  • Lazem, S. & Gračanin, D. (2010). "Social Traps in Second Life". Paper Presented at the Second International Conference on Games and Virtual Worlds for Serious Applications. Institute of Electrical and Electronic Engineers. doi:10.1109/VS-GAMES.2010.29. ISBN 978-0-7695-3986-7. 
  • Komorita, S. S. & Parks, C. D. (1996). Social dilemmas. See Chapter 4 on Social Traps. Boulder, CO: Westview Press. p. 80. ISBN 0-8133-3003-3. 
  • Messick, D. M. & McClelland, C. L. (1983). "Social Traps and Temporal Traps". Personality and Social Psychology Bulletin 9 (1): 105–110. doi:10.1177/0146167283091015. 
  • Platt, J. (1973). "Social Traps". American Psychologist 28 (8): 641–651. doi:10.1037/h0035723. 
  • Rothstein, B. (2005). Social Traps and the Problem of Trust. Cambridge: Cambridge University Press. ISBN 0-521-61282-9. 
  • Skinner, B. F. (1938). The Behavior of Organisms: An Experimental Analysis. ISBN 1-58390-007-1. 
  • ——— (1948). Walden Two. ISBN 0-02-411510-X. 
  • ——— (1953). Science and Human Behavior. ISBN 0-02-929040-6. 
  • ——— (1957). Verbal Behavior.
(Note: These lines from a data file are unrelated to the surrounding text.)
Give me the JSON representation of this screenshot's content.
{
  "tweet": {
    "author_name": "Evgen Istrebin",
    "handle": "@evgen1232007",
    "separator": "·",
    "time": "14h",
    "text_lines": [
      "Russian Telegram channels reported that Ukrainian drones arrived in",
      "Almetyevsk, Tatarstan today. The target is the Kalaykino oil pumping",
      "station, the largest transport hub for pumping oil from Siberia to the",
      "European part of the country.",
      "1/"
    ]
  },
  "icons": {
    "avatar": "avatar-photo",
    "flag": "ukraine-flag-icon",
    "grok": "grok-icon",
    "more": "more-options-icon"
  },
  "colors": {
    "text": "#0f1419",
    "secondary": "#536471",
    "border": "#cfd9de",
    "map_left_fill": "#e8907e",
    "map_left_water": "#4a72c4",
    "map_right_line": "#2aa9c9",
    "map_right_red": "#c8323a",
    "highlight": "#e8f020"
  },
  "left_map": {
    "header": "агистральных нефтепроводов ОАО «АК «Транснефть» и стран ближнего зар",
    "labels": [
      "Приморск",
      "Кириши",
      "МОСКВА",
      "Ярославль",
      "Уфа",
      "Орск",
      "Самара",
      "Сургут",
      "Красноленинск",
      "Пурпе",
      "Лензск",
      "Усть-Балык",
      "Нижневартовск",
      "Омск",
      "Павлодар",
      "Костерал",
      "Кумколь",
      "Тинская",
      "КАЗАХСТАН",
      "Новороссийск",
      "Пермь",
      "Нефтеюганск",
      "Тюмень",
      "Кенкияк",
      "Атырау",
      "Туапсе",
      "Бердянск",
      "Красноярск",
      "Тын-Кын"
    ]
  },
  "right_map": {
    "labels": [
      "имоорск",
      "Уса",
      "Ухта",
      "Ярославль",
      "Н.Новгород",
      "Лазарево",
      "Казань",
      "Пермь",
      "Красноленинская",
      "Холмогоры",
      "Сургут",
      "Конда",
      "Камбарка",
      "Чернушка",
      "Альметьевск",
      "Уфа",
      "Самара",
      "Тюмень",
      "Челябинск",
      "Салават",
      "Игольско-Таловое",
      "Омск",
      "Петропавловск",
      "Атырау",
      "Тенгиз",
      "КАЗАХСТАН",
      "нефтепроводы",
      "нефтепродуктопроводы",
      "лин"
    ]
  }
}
ISBN 1-58390-021-7. 
  • ———; Ferster, C. B. (1957). Schedules of Reinforcement. ISBN 0-13-792309-0. 

External links[edit]